The Kenyan authorities have recently launched the second phase of the sanitation project around the Nairobi River that runs through the Kenyan capital. The project is financed via loans from the African Development Bank (AfDB), the Agence Française de Développement (AFD) and the World Bank.
The second phase of the Nairobi River Sanitation Improvement Project has just been launched by the Kenyan authorities. Carried out within the framework of the Nairobi River Basin Rehabilitation and Restoration Programme (NaRSIP), the project is financed by several donors including the African Development Bank (AfDB).
According to the financial institution based in Abidjan, Ivory Coast, the second phase of the sanitation project aims to improve access, quality, availability and sustainability of wastewater management services in the capital in order to contribute to the restoration of the Nairobi river basin. “The project will build on the achievements of NaRSIP Phase I to increase sewerage coverage from 48% currently to 70% by 2023 and provide 12,000 new (household) sewerage connections, serving about 500,000 Nairobi residents,” says Michael Thuita, Director General of the Athi Water Works Development Agency (AWWDA).
Delivery of the works in December 2023
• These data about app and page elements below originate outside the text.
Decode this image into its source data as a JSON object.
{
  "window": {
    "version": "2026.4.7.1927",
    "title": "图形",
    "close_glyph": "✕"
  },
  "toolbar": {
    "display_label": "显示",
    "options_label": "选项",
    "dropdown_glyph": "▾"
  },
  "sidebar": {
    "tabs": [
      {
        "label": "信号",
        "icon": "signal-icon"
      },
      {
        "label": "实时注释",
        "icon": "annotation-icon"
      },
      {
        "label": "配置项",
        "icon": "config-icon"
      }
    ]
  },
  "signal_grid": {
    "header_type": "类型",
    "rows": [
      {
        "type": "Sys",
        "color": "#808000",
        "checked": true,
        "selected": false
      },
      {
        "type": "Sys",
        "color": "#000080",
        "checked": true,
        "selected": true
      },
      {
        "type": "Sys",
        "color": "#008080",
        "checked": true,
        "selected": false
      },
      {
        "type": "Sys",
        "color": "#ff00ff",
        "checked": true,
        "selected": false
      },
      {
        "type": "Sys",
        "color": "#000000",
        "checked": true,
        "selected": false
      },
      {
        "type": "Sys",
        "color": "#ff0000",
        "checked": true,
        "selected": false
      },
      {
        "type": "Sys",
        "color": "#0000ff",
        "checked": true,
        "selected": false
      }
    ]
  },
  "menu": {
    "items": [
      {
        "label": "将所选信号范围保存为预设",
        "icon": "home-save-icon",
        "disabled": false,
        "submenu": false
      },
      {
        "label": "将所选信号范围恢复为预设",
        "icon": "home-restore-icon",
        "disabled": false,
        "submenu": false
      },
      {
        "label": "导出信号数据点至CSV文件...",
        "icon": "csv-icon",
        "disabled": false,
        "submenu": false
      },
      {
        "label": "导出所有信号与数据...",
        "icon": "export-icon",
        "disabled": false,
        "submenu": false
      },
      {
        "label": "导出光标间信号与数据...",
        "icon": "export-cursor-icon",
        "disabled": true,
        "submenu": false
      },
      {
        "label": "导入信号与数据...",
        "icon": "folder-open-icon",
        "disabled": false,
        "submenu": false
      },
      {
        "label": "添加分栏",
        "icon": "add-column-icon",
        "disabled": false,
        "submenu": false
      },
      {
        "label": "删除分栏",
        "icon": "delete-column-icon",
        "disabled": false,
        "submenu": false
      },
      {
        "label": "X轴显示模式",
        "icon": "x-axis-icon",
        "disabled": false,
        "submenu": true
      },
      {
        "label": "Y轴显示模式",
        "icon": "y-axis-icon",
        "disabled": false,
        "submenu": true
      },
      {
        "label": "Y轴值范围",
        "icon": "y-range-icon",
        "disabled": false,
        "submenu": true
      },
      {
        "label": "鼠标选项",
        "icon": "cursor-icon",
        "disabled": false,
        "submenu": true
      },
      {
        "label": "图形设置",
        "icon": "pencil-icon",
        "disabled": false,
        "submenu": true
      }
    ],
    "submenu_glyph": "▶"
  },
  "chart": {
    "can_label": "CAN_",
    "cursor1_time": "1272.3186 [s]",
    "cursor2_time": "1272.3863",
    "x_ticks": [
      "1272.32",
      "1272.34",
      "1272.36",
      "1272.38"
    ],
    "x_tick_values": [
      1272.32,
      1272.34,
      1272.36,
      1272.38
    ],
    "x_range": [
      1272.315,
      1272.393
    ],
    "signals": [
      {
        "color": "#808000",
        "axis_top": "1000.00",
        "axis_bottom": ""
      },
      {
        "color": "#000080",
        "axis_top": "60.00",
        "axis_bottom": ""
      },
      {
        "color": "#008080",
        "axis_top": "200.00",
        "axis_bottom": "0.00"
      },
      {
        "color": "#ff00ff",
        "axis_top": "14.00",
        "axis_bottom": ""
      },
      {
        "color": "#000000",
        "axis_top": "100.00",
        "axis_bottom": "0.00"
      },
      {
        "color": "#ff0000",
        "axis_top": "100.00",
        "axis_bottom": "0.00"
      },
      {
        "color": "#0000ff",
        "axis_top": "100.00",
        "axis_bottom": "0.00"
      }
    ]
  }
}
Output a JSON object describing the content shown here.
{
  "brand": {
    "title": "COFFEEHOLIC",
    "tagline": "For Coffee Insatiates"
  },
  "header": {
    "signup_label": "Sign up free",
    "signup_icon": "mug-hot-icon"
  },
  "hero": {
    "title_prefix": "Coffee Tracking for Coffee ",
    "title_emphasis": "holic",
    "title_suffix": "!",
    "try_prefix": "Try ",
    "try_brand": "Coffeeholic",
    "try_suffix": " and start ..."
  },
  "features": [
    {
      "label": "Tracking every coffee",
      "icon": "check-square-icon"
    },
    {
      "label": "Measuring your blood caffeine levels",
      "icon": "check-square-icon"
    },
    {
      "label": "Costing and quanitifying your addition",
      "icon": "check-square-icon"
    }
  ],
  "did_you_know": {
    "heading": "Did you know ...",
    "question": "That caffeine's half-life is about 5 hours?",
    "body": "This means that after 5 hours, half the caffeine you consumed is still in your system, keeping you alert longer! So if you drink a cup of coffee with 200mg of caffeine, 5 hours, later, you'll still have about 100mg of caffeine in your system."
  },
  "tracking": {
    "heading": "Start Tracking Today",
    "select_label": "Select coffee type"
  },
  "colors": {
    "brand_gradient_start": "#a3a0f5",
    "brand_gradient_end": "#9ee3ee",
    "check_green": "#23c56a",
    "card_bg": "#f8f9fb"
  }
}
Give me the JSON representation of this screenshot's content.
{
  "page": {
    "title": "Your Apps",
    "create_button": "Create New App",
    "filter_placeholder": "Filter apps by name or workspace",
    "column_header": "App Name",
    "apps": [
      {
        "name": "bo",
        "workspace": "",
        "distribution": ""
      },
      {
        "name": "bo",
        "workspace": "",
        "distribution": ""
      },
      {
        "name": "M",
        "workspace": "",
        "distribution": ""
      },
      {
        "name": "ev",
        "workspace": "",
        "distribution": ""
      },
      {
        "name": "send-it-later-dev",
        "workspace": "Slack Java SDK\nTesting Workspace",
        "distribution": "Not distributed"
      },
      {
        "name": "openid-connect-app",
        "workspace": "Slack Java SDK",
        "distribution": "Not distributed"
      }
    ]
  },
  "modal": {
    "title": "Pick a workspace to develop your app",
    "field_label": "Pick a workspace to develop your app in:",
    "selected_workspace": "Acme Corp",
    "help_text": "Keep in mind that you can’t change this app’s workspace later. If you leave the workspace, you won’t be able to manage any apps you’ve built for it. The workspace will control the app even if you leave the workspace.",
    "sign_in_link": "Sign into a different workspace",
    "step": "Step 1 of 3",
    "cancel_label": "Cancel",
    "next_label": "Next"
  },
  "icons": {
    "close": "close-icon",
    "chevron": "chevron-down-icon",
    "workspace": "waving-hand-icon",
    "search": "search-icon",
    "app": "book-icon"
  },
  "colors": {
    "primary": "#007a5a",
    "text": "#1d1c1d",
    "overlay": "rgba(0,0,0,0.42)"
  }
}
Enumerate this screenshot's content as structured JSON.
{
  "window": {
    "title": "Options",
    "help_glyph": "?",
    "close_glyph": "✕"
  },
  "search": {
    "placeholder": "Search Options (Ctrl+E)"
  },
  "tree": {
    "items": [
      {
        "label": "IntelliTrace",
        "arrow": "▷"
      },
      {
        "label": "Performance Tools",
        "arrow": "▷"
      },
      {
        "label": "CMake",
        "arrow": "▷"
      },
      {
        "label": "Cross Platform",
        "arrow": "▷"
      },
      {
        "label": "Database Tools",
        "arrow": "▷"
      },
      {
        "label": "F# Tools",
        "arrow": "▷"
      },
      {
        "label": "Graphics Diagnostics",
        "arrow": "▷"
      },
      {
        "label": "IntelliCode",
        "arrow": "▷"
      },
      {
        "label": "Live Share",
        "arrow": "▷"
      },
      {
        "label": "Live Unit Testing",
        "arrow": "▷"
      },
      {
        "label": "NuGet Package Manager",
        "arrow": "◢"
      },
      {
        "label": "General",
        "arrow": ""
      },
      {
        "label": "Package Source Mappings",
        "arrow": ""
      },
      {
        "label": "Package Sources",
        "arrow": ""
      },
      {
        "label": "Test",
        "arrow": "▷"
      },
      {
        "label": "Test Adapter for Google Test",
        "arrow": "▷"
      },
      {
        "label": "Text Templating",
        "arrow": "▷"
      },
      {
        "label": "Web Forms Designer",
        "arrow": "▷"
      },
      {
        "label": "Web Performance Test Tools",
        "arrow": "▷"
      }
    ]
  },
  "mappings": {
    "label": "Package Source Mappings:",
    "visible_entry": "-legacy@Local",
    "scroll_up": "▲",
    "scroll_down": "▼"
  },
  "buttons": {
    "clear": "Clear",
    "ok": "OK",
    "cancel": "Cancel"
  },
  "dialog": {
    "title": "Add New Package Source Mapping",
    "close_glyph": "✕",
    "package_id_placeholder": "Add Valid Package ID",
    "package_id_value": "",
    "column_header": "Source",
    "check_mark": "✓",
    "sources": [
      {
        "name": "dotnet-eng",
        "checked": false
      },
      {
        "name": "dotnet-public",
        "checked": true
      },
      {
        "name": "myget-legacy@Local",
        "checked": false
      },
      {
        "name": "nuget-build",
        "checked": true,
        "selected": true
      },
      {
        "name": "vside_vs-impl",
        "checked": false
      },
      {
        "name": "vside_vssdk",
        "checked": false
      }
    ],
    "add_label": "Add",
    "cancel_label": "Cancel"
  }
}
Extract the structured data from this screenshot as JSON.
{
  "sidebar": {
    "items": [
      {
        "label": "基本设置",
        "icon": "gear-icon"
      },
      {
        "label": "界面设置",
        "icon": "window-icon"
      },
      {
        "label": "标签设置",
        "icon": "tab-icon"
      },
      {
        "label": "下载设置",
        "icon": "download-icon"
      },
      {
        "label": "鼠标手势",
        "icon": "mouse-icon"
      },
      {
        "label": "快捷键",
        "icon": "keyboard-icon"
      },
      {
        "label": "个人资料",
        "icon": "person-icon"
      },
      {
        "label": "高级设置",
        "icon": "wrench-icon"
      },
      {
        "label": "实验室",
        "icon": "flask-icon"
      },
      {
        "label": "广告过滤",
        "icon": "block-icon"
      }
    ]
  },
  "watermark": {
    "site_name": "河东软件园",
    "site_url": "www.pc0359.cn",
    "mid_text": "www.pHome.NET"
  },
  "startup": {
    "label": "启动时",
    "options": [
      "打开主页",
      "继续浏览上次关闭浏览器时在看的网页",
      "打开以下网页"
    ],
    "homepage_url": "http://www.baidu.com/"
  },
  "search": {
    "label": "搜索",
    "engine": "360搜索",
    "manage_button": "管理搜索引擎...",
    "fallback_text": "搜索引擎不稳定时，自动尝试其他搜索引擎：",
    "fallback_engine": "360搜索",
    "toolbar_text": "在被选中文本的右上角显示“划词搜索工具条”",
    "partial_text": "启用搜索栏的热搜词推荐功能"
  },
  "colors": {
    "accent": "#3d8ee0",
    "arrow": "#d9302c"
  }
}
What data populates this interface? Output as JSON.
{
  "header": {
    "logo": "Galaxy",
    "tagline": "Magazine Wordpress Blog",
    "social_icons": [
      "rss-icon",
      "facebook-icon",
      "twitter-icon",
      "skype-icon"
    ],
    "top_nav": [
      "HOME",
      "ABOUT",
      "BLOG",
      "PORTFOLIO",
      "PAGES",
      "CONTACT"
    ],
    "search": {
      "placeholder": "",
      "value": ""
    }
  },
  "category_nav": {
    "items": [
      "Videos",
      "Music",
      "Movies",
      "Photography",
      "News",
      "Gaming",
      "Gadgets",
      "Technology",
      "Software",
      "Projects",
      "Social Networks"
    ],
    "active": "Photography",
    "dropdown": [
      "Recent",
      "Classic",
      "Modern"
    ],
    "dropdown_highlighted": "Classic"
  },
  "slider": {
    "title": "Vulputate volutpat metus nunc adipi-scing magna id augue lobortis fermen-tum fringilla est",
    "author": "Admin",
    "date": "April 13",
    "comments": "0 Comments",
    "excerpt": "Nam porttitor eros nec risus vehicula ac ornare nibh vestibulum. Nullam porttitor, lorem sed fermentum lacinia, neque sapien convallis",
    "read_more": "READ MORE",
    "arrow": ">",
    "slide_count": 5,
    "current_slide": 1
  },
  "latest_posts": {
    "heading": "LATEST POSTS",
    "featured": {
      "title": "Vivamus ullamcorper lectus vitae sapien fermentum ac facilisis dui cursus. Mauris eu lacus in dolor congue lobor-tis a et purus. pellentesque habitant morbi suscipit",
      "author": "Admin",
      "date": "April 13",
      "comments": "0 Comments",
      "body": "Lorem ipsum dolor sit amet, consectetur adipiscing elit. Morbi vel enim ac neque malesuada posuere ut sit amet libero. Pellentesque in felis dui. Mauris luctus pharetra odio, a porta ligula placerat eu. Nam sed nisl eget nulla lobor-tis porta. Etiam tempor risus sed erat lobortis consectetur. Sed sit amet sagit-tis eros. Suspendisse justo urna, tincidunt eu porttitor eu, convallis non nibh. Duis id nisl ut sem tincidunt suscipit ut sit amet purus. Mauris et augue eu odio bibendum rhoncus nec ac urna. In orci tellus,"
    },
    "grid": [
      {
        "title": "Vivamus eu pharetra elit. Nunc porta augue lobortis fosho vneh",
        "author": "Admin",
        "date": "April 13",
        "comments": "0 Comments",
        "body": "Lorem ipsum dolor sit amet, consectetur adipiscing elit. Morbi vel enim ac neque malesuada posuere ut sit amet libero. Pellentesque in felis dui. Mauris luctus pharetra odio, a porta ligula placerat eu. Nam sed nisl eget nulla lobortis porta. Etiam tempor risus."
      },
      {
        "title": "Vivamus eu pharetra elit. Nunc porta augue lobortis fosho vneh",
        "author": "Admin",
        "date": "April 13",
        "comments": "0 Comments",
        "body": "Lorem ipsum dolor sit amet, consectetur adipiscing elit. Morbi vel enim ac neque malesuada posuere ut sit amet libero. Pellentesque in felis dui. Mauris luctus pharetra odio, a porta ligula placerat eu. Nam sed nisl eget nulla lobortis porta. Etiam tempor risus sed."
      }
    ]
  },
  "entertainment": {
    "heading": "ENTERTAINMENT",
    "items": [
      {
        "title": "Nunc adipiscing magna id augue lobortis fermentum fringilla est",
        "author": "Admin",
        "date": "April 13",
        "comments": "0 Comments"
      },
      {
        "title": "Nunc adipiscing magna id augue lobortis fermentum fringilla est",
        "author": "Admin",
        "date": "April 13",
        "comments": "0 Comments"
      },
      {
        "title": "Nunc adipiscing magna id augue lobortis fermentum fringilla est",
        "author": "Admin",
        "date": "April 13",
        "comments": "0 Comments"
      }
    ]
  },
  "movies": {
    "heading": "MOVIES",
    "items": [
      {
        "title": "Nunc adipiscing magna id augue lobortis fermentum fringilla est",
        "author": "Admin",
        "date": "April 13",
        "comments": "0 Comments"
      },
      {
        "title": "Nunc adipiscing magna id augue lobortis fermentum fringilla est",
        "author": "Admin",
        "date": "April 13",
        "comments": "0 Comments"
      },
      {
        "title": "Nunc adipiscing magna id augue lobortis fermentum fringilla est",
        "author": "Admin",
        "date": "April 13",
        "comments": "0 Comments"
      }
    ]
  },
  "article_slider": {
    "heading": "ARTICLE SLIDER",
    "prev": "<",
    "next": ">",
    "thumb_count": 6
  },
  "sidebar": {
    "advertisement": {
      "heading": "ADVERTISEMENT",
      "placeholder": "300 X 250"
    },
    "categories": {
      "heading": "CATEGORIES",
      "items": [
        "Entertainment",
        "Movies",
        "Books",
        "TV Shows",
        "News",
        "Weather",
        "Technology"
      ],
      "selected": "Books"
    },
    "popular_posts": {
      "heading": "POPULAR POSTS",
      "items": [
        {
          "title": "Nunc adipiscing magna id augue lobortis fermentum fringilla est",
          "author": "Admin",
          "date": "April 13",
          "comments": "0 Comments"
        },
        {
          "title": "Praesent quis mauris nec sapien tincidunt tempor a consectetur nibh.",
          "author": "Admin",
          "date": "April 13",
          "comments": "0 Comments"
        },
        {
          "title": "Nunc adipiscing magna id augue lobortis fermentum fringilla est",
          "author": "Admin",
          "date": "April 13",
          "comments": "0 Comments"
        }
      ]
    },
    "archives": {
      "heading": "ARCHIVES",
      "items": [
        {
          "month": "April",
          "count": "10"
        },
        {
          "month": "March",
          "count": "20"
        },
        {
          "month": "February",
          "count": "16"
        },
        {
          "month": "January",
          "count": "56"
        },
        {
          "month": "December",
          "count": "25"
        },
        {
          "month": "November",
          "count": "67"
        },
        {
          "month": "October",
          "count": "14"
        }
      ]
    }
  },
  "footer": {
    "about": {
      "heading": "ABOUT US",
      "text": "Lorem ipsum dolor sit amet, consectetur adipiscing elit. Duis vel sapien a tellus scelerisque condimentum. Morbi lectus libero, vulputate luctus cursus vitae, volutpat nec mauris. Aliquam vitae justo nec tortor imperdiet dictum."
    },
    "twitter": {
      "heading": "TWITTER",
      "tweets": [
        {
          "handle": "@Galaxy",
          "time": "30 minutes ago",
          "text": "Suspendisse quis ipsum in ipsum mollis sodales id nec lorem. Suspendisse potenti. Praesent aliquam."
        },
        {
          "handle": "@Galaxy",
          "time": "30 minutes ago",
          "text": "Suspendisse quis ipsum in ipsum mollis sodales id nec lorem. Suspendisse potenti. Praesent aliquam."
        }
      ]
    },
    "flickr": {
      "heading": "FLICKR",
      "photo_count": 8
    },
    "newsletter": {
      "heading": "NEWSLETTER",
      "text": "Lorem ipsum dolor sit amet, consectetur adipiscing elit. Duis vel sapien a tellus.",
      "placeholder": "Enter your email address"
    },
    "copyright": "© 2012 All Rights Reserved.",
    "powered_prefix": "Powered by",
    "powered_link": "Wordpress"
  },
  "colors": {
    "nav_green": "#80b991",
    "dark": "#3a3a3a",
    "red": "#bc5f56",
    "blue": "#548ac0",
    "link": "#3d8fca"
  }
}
In addition to the AfDB, the Nairobi River Basin Rehabilitation and Restoration Programme is financed by the World Bank and the French Development Agency (AFD). These development banks will help the Kenyan government to mobilize the 11 billion Kenyan shillings (101.3 million dollars) needed to improve sanitation in the Nairobi River Basin.
“So far, the financing and subsidiary loan agreements have been signed between the National Treasury and the AfDB. The government has provided 2 billion shillings (US$18.4 million) for the financial year 2020/2021,” explains Mr Makori of the Kenyan Treasury. These funds will facilitate the start of work, notably the rehabilitation and construction of wastewater treatment facilities in Dandora and the laying of 220 km of sewerage network, including sludge management infrastructure.
The Nairobi River Basin Rehabilitation and Restoration Programme will also enable the construction and rehabilitation of 100 sanitary blocks in Nairobi’s underprivileged neighbourhoods. The AfDB estimates that the programme will also provide capacity building for public utilities such as the Athi Water Services Board (AWSB) and Nairobi City Water and Sewerage Company (NCWSC). The Kenyan authorities plan to take delivery of the new sanitation facilities before the end of December 2023.
Jean Marie Takouleu